1 Foremost to give the station its regional stamp is the Outside Broadcast Unit. Here members of the public quiz local government representatives on some burning local topic in “Probe” — one of the unit’s most successful programmes.

What sort of station did Southern Television set out to be? What image of itself has it projected?

Above all, Southern is a regional station. It serves the South, and the people of the South. It brings them southern news, southern features, southern personalities, and it looks at the wider world from their standpoint. It is their own television station, not a remote impersonal colossus.

Southern is a responsible station. It knows it has a duty to give people the best — and it tries very hard to do so. It is alive and alert — and young in heart.

Let its programmes speak for themselves.
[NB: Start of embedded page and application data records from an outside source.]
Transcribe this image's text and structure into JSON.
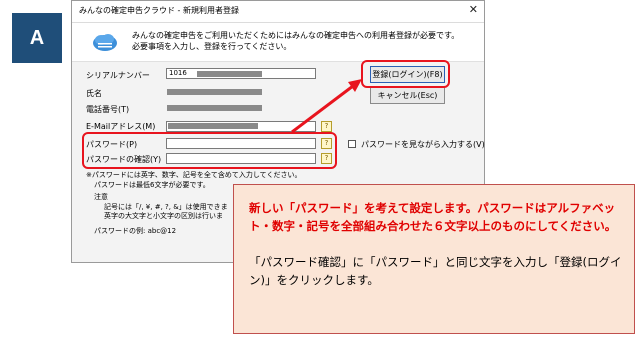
{
  "badge": "A",
  "dialog": {
    "title": "みんなの確定申告クラウド - 新規利用者登録",
    "close_glyph": "✕",
    "header_line1": "みんなの確定申告をご利用いただくためにはみんなの確定申告への利用者登録が必要です。",
    "header_line2": "必要事項を入力し、登録を行ってください。",
    "serial_label": "シリアルナンバー",
    "serial_value": "1016",
    "name_label": "氏名",
    "phone_label": "電話番号(T)",
    "email_label": "E-Mailアドレス(M)",
    "password_label": "パスワード(P)",
    "password_confirm_label": "パスワードの確認(Y)",
    "show_password_label": "パスワードを見ながら入力する(V)",
    "register_button": "登録(ログイン)(F8)",
    "cancel_button": "キャンセル(Esc)",
    "help_glyph": "?",
    "note1": "※パスワードには英字、数字、記号を全て含めて入力してください。",
    "note2": "パスワードは最低6文字が必要です。",
    "note_heading": "注意",
    "note3": "記号には「/, ¥, #, ?, &」は使用できま",
    "note4": "英字の大文字と小文字の区別は行いま",
    "example": "パスワードの例: abc@12"
  },
  "callout": {
    "red_text": "新しい「パスワード」を考えて設定します。パスワードはアルファベット・数字・記号を全部組み合わせた６文字以上のものにしてください。",
    "black_text": "「パスワード確認」に「パスワード」と同じ文字を入力し「登録(ログイン)」をクリックします。"
  },
  "colors": {
    "highlight_red": "#e8141e",
    "callout_bg": "#fbe5d6",
    "badge_bg": "#1f4e79"
  }
}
2 “snakes and ladders” is another Outside Broadcast giving people a chance to participate in their station’s activities. This popular quiz game travels from town to town. Kenneth Horne comperes this show and the inter-school quiz — “full marks”.

3 Recruiting of local talent is taken very seriously. Hundreds of amateurs from southern towns were auditioned for “home grown” — in which viewers’ votes could win performers cash prizes.

4 Southern Television is in on the most significant events — and the most entertaining. “southern affairs” is the news magazine which holds up a mirror to the South. Here is Mr. Macmillan being interviewed during a visit to the South.


Southern’s relations with its viewers must be as close as possible if the station is to be truly regional.

Probably nothing can do so much to this end as the Outside Broadcast Unit—going everywhere, being seen by everybody, getting people to participate in their television service.

People who appear regularly on the screen are in constant demand for opening fetes, judging beauty contests, talking to clubs and signing autographs. All these requests are carefully considered, and complied with whenever possible. It is always worthwhile to let people see their television favourites in the flesh.

No letter from a viewer, praising, criticising, or asking for information, goes unanswered.

Another facet of public relations is organising audiences for lunchtime shows. There is a growing waiting list of clubs, women’s institutes and other organisations all over the South. It is all part of the job of making people feel that Southern Television is their station.

1 Jim Dale and Janie Marden with some of the audience at the Lunchtime show, “Take it easy”.

2 Meryl O’Keeffe, one of the four station announcers, making a persona! appearance at a local speedway track.

3 The Outside Broadcast unit with all its equipment. In Southern’s first year this unit was responsible for over 120 outside broadcasts all over the area.